In a recent routine monitoring case, NAD reviewed an article in Hello! Magazine to determine if it constituted advertising for the brand and the products promoted in the piece. The article is about Reese Witherspoon’s use of a Biossance eye cream product, which it describes as "perfect to travel with, and it instantly firms, lifts, and smooths the look of skin."  The article contains affiliate links so that purchases of the eye cream and other Biossance skincare products would (or did) generate revenue for the publication. If the article constituted advertising, NAD would have been concerned about its editorial format, its product claims, and its lack of clear disclosure about the nature of the relationship between Biossance and Witherspoon, its “brand ambassador” (as noted in the article).

To determine whether the article constitutes advertising, NAD applied the Buzzfeed factors and found that it didn’t: the brand didn’t pay for the content, influence what was said about the products, nor promote the article.  Further, the products at issue were chosen by the editorial staff without the input of the business staff: there was separation of church and state.  Also, the article was not changed after affiliate links were added.  Accordingly, NAD determined that the article was not a “paid commercial message,” and therefore not “national advertising” for purposes of NAD jurisdiction.

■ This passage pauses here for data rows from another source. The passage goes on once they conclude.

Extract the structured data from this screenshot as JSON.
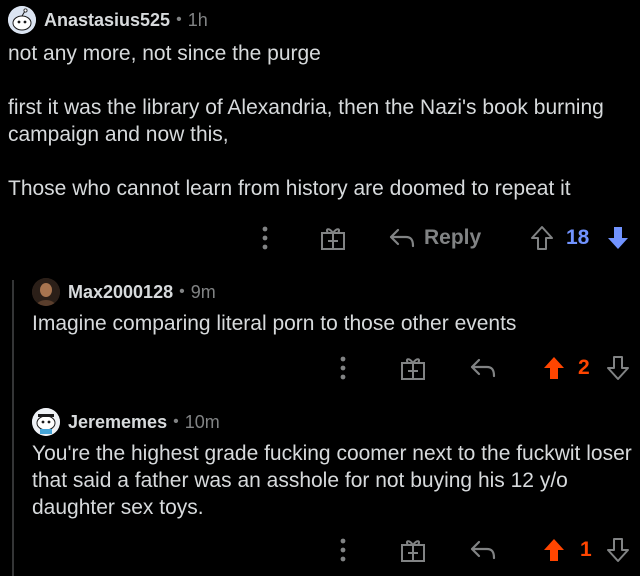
{
  "comments": [
    {
      "username": "Anastasius525",
      "time": "1h",
      "body": "not any more, not since the purge\n\nfirst it was the library of Alexandria, then the Nazi's book burning campaign and now this,\n\nThose who cannot learn from history are doomed to repeat it",
      "reply_label": "Reply",
      "score": "18",
      "vote_state": "downvoted"
    },
    {
      "username": "Max2000128",
      "time": "9m",
      "body": "Imagine comparing literal porn to those other events",
      "score": "2",
      "vote_state": "upvoted"
    },
    {
      "username": "Jerememes",
      "time": "10m",
      "body": "You're the highest grade fucking coomer next to the fuckwit loser that said a father was an asshole for not buying his 12 y/o daughter sex toys.",
      "score": "1",
      "vote_state": "upvoted"
    }
  ],
  "separator": "•",
  "colors": {
    "downvote": "#7193ff",
    "upvote": "#ff4500",
    "muted": "#818384",
    "text": "#d7dadc"
  }
}
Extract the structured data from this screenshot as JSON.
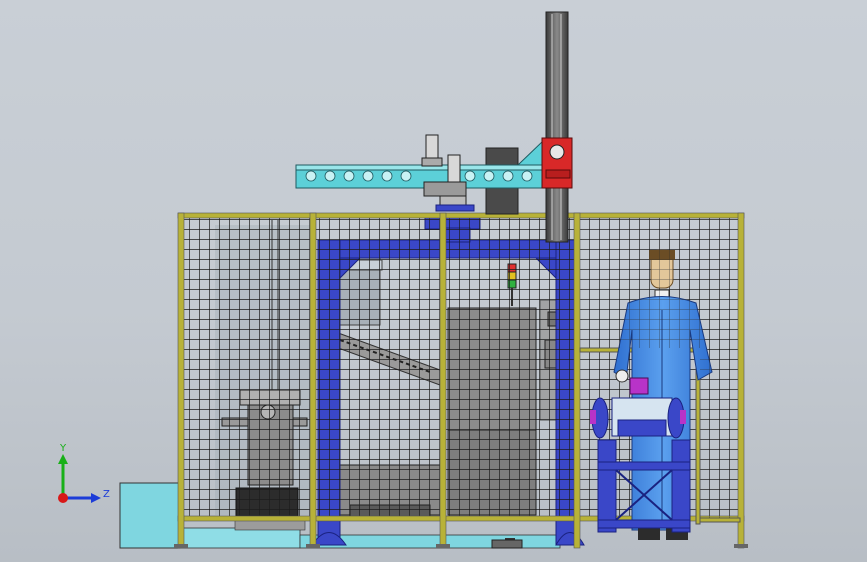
{
  "triad": {
    "y_label": "Y",
    "z_label": "Z",
    "y_color": "#18b018",
    "z_color": "#1c3cd8",
    "x_color": "#d81818"
  },
  "colors": {
    "fence": "#b8b238",
    "mesh": "#1c1c1c",
    "frame_blue": "#3a47c8",
    "cyan": "#5cd0d8",
    "red": "#d82828",
    "pillar": "#5a5a5a",
    "machine_grey": "#8c8c8c",
    "background": "#c4cad1"
  },
  "icons": [
    "axis-triad-icon"
  ]
}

Most interesting here is the discussion of the magazine’s economic motivation: while Hello! Magazine, apparently, was not motivated to choose the particular products for the article by their potential to generate affiliate revenue, it acknowledged that it was motivated by its desire to drive traffic to the site in order to generate revenue from programmatic advertising based on the content.  In other words, writing about Biossance gave the magazine a hook for writing about (and showing pictures of) Reese Witherspoon, and thereby boost traffic to the site.  By boosting traffic, Hello! Magazine could earn more from advertisers.

Writing content that attracts readers in order to attract advertisers is, of course, nothing new. That’s what keeps many publications in business. What may be new, though, is NAD’s examination of the practice through the lens of the Buzzfeed factors.  Taking a step back to consider the different types of economic motivations at issue is interesting, philosophically: if generating affiliate revenue is its main motivation, a publication may be incentivized to adjust its editorial content to maximize the potential for products sales.  It will share a motivation with the brand: selling product.  Therefore, when affiliate links drive editorial choices, the publisher is acting more like advertiser and the content may be considered "advertising."  By contrast, if the publication’s economic motivation is based on maximizing programmatic advertising dollars (i.e., not brand-selected media buys, such as an adjacency for a specific piece of content), its incentive is a little different: it needs to make the article itself sexy to get clicks, not necessarily to promote the brands or the specific products. Celebrities attract eyeballs and eyeballs generate ad revenue. 

Interestingly, the article now says “Advertisement” at the top. 

NAD/CARU Case Reports

, Report #7174 (April 2023)